I’m not sure why, but tourists have been on my mind a lot in the past 10 minutes. (So instead of getting some sleep I write a post about it) I grew up in a tourist town, Virginia Beach, VA. It’s not as big as Washington, D.C., but it have over 440,000 people living there. The city’s economy relied on two things: the massive military presence in the area and tourism. I never went down to the beach much because it was covered in tourists. All along the boardwalk there were shops selling cheap touristy crap and parking was a nightmare. We kind of looked down on tourists. They were like babies that didn’t know anything and made a mess. Admittedly this is kind of a stupid attitude to have when the tourists are bringing in money to support your town, but we still did not respect them. Some people tolerated them, others wished they’d go home. I still feel most people think this about tourists all over the world, at least initially.
I was twelve when I first traveled out of the US. The trip took me to Germany, Austria, Switzerland, and Lichtenstein. The year was 2000 so traveling as an American was a lot easier. The terrorist attacks of 9-11 were a year away and we had not yet started invading other countries at will. Nevertheless, I was fearful of appearing as a loud, ignorant, spoiled American. During the trip I trended to stay quiet and isolated myself from the tour group whenever possible. Unfortunately, a lot of the people in the tour group were loud and obnoxious. I remember taking a carriage ride up to Neuschwanstein Castle and over hearing another group of Americans complaining that they could walk faster than the horse pulled the carriage up the hill. (Then get your fat ass out of the carriage and walk!) I also remember that a lot of the people in the tour group would walk up to natives and automatically start asking questions in fast English. Yes, English is a lingua franca for most of Europe, but I felt this was still rude. How would you feel if a stranger came up to you and started frantically speaking in a foreign language without warning? There are people in the US that love to say “if someone is going to come here, they need to learn the language!” Mostly they are talking about Hispanics immigrating from South America, but I’ve always wondered if these people felt the same applied to them if they visited another country. (Most likely not because I find the people who get upset about these types of things seldom travel outside of their town and are very xenophobic)

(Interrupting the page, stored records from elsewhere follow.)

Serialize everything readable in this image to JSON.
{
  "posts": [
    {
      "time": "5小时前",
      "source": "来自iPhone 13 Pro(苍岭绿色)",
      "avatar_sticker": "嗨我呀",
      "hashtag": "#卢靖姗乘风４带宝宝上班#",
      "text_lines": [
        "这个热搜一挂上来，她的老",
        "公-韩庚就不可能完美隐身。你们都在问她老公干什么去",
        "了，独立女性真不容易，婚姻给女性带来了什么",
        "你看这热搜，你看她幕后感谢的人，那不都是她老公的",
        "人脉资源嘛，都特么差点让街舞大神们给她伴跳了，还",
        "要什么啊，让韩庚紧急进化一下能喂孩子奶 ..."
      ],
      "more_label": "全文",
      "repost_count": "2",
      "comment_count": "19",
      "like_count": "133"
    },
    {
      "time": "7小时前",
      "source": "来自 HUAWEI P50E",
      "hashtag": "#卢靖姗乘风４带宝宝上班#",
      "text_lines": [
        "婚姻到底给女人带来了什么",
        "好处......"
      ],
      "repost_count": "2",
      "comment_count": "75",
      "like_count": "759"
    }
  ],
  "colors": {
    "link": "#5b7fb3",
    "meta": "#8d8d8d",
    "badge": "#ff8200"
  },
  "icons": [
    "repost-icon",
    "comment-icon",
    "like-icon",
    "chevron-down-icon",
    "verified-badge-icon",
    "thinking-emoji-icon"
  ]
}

That first trip was quite a learning experience. I have since traveled to Europe three times. All three times were when America was under Bush and after the invasion of Iraq, so I had to tread lightly (Despite supporting neither). In order to avoid that horrible American tourist stereotype I developed some personal guidelines for how I act when I’m in another country:
- First off, and most importantly, I try to be humble. I am in another person’s country and home, I don’t tell them how things should be.
- I tend to try and listen more and talk less. I find people really appreciate when someone stops to listen to what they have to say.
- If I need help, I at least make an attempt to speak their language. I know I will butcher it, but I’ve found most people are amazed you even bothered in the first place. When you are open about your ignorance, but give it an honest try, you’ll find most people speak English and are more than happy to help you.
- I try and take as little as possible. Traveling around Europe is not like being on an all-you-can-eat cruise ship, nor is it just a giant theme park. These are people’s homes. Don’t make a mess, take only what you need, and be polite.
- Don’t complain about how things are different. If there is one thing I can’t stand, it’s hearing my fellow American tourists complain about the lack of creature comforts everywhere. So your room doesn’t have air conditioning and they don’t put ice in your coke, deal with it.
- Try the local foods, even if they may sound weird. I’ve been on trips where all the other people in the tour group wanted was American food. You get that all the time in America! We’re in another country! Try something new!
- Lastly, I try not to look overly like a tourist. I know this is superficial and impossible to completely hide, but I try to minimize how much I stand out. Most tourists are easy to point out. Their clothes don’t match what the natives are wearing, they have a camera out all the time, they’re wearing sneakers or a baseball cap, and they often have some type of fanny/belt pack. I find a simple backpack looks a lot less suspicious and can hold a lot more of your stuff.